Keeping each word and mark in place, write out the full listing once more.

**** RECORDS FOR PROCESSING ****

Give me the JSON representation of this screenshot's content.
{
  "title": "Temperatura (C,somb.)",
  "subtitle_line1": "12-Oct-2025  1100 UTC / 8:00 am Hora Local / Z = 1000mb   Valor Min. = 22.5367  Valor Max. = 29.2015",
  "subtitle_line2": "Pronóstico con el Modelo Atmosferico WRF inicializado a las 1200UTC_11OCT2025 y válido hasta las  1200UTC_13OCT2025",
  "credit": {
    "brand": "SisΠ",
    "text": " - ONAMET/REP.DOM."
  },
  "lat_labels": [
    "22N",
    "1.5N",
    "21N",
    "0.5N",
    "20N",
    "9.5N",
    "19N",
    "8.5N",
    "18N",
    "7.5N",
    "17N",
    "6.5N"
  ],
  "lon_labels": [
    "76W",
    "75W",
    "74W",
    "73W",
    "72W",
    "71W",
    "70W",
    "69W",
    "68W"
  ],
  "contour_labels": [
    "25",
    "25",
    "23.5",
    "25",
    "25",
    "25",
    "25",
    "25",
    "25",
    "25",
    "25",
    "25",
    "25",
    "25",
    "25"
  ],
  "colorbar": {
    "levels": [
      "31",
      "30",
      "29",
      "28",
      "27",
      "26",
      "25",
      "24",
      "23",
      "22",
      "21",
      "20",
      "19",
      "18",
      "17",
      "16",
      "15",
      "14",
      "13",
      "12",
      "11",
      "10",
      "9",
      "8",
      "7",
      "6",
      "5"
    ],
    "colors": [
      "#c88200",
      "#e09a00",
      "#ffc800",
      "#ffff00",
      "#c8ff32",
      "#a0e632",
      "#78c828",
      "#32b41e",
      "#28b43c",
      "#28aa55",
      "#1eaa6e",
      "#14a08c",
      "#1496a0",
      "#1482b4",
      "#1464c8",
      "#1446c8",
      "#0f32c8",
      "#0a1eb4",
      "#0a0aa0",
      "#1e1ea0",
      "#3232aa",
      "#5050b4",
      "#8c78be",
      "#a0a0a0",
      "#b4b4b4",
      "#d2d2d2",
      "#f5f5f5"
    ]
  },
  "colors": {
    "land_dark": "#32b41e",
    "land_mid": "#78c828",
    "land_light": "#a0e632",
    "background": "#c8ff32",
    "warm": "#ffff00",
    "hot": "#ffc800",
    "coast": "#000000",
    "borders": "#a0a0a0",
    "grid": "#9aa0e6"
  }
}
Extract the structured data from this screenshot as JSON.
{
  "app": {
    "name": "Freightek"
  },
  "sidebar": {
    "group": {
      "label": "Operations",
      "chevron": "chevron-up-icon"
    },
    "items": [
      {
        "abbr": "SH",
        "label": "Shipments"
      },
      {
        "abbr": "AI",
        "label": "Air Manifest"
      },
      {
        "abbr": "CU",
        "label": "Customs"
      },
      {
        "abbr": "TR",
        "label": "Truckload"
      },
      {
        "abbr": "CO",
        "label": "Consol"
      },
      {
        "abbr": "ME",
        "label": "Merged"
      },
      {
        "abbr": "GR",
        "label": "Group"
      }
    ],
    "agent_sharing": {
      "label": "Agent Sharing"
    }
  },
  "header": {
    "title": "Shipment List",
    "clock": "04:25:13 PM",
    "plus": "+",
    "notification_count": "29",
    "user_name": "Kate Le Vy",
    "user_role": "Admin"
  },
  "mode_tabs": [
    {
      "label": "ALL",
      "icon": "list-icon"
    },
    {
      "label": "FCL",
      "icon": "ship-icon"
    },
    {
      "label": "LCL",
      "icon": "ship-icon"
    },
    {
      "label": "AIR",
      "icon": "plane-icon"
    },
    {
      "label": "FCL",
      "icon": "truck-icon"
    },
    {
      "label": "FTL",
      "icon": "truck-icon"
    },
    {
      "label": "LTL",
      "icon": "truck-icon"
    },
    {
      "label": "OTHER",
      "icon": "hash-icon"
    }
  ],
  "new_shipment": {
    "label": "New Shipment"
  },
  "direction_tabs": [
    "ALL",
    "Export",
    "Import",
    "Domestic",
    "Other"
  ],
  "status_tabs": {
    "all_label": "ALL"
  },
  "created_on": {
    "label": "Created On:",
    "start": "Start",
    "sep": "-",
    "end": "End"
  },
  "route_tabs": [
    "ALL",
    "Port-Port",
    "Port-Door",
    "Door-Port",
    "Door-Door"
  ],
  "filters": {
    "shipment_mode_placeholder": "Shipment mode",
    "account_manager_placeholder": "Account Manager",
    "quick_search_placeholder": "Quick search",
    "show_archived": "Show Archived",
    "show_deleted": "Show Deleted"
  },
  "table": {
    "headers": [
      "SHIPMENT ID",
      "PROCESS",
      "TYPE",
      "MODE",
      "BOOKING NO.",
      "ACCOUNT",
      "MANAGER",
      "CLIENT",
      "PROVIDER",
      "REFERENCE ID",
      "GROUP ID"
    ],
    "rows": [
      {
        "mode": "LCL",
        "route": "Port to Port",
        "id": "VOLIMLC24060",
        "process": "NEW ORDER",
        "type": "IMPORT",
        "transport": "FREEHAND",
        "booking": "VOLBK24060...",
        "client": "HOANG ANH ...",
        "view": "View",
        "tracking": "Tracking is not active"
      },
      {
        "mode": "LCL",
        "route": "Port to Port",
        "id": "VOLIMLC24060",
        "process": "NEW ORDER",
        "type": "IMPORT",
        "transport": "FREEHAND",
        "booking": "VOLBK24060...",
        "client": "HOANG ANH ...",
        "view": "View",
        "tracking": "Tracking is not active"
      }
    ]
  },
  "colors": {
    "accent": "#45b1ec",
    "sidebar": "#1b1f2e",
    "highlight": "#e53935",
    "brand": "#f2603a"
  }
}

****

→ SOLUTION FOR THIS PROBLEM
Give me the JSON representation of this screenshot's content.
{
  "title": "Temperatura (C,somb.)",
  "subtitle_line1": "12-Oct-2025  1100 UTC / 8:00 am Hora Local / Z = 1000mb   Valor Min. = 22.5367  Valor Max. = 29.2015",
  "subtitle_line2": "Pronóstico con el Modelo Atmosferico WRF inicializado a las 1200UTC_11OCT2025 y válido hasta las  1200UTC_13OCT2025",
  "credit": {
    "brand": "SisΠ",
    "text": " - ONAMET/REP.DOM."
  },
  "lat_labels": [
    "22N",
    "1.5N",
    "21N",
    "0.5N",
    "20N",
    "9.5N",
    "19N",
    "8.5N",
    "18N",
    "7.5N",
    "17N",
    "6.5N"
  ],
  "lon_labels": [
    "76W",
    "75W",
    "74W",
    "73W",
    "72W",
    "71W",
    "70W",
    "69W",
    "68W"
  ],
  "contour_labels": [
    "25",
    "25",
    "23.5",
    "25",
    "25",
    "25",
    "25",
    "25",
    "25",
    "25",
    "25",
    "25",
    "25",
    "25",
    "25"
  ],
  "colorbar": {
    "levels": [
      "31",
      "30",
      "29",
      "28",
      "27",
      "26",
      "25",
      "24",
      "23",
      "22",
      "21",
      "20",
      "19",
      "18",
      "17",
      "16",
      "15",
      "14",
      "13",
      "12",
      "11",
      "10",
      "9",
      "8",
      "7",
      "6",
      "5"
    ],
    "colors": [
      "#c88200",
      "#e09a00",
      "#ffc800",
      "#ffff00",
      "#c8ff32",
      "#a0e632",
      "#78c828",
      "#32b41e",
      "#28b43c",
      "#28aa55",
      "#1eaa6e",
      "#14a08c",
      "#1496a0",
      "#1482b4",
      "#1464c8",
      "#1446c8",
      "#0f32c8",
      "#0a1eb4",
      "#0a0aa0",
      "#1e1ea0",
      "#3232aa",
      "#5050b4",
      "#8c78be",
      "#a0a0a0",
      "#b4b4b4",
      "#d2d2d2",
      "#f5f5f5"
    ]
  },
  "colors": {
    "land_dark": "#32b41e",
    "land_mid": "#78c828",
    "land_light": "#a0e632",
    "background": "#c8ff32",
    "warm": "#ffff00",
    "hot": "#ffc800",
    "coast": "#000000",
    "borders": "#a0a0a0",
    "grid": "#9aa0e6"
  }
}
Extract the structured data from this screenshot as JSON.
{
  "app": {
    "name": "Freightek"
  },
  "sidebar": {
    "group": {
      "label": "Operations",
      "chevron": "chevron-up-icon"
    },
    "items": [
      {
        "abbr": "SH",
        "label": "Shipments"
      },
      {
        "abbr": "AI",
        "label": "Air Manifest"
      },
      {
        "abbr": "CU",
        "label": "Customs"
      },
      {
        "abbr": "TR",
        "label": "Truckload"
      },
      {
        "abbr": "CO",
        "label": "Consol"
      },
      {
        "abbr": "ME",
        "label": "Merged"
      },
      {
        "abbr": "GR",
        "label": "Group"
      }
    ],
    "agent_sharing": {
      "label": "Agent Sharing"
    }
  },
  "header": {
    "title": "Shipment List",
    "clock": "04:25:13 PM",
    "plus": "+",
    "notification_count": "29",
    "user_name": "Kate Le Vy",
    "user_role": "Admin"
  },
  "mode_tabs": [
    {
      "label": "ALL",
      "icon": "list-icon"
    },
    {
      "label": "FCL",
      "icon": "ship-icon"
    },
    {
      "label": "LCL",
      "icon": "ship-icon"
    },
    {
      "label": "AIR",
      "icon": "plane-icon"
    },
    {
      "label": "FCL",
      "icon": "truck-icon"
    },
    {
      "label": "FTL",
      "icon": "truck-icon"
    },
    {
      "label": "LTL",
      "icon": "truck-icon"
    },
    {
      "label": "OTHER",
      "icon": "hash-icon"
    }
  ],
  "new_shipment": {
    "label": "New Shipment"
  },
  "direction_tabs": [
    "ALL",
    "Export",
    "Import",
    "Domestic",
    "Other"
  ],
  "status_tabs": {
    "all_label": "ALL"
  },
  "created_on": {
    "label": "Created On:",
    "start": "Start",
    "sep": "-",
    "end": "End"
  },
  "route_tabs": [
    "ALL",
    "Port-Port",
    "Port-Door",
    "Door-Port",
    "Door-Door"
  ],
  "filters": {
    "shipment_mode_placeholder": "Shipment mode",
    "account_manager_placeholder": "Account Manager",
    "quick_search_placeholder": "Quick search",
    "show_archived": "Show Archived",
    "show_deleted": "Show Deleted"
  },
  "table": {
    "headers": [
      "SHIPMENT ID",
      "PROCESS",
      "TYPE",
      "MODE",
      "BOOKING NO.",
      "ACCOUNT",
      "MANAGER",
      "CLIENT",
      "PROVIDER",
      "REFERENCE ID",
      "GROUP ID"
    ],
    "rows": [
      {
        "mode": "LCL",
        "route": "Port to Port",
        "id": "VOLIMLC24060",
        "process": "NEW ORDER",
        "type": "IMPORT",
        "transport": "FREEHAND",
        "booking": "VOLBK24060...",
        "client": "HOANG ANH ...",
        "view": "View",
        "tracking": "Tracking is not active"
      },
      {
        "mode": "LCL",
        "route": "Port to Port",
        "id": "VOLIMLC24060",
        "process": "NEW ORDER",
        "type": "IMPORT",
        "transport": "FREEHAND",
        "booking": "VOLBK24060...",
        "client": "HOANG ANH ...",
        "view": "View",
        "tracking": "Tracking is not active"
      }
    ]
  },
  "colors": {
    "accent": "#45b1ec",
    "sidebar": "#1b1f2e",
    "highlight": "#e53935",
    "brand": "#f2603a"
  }
}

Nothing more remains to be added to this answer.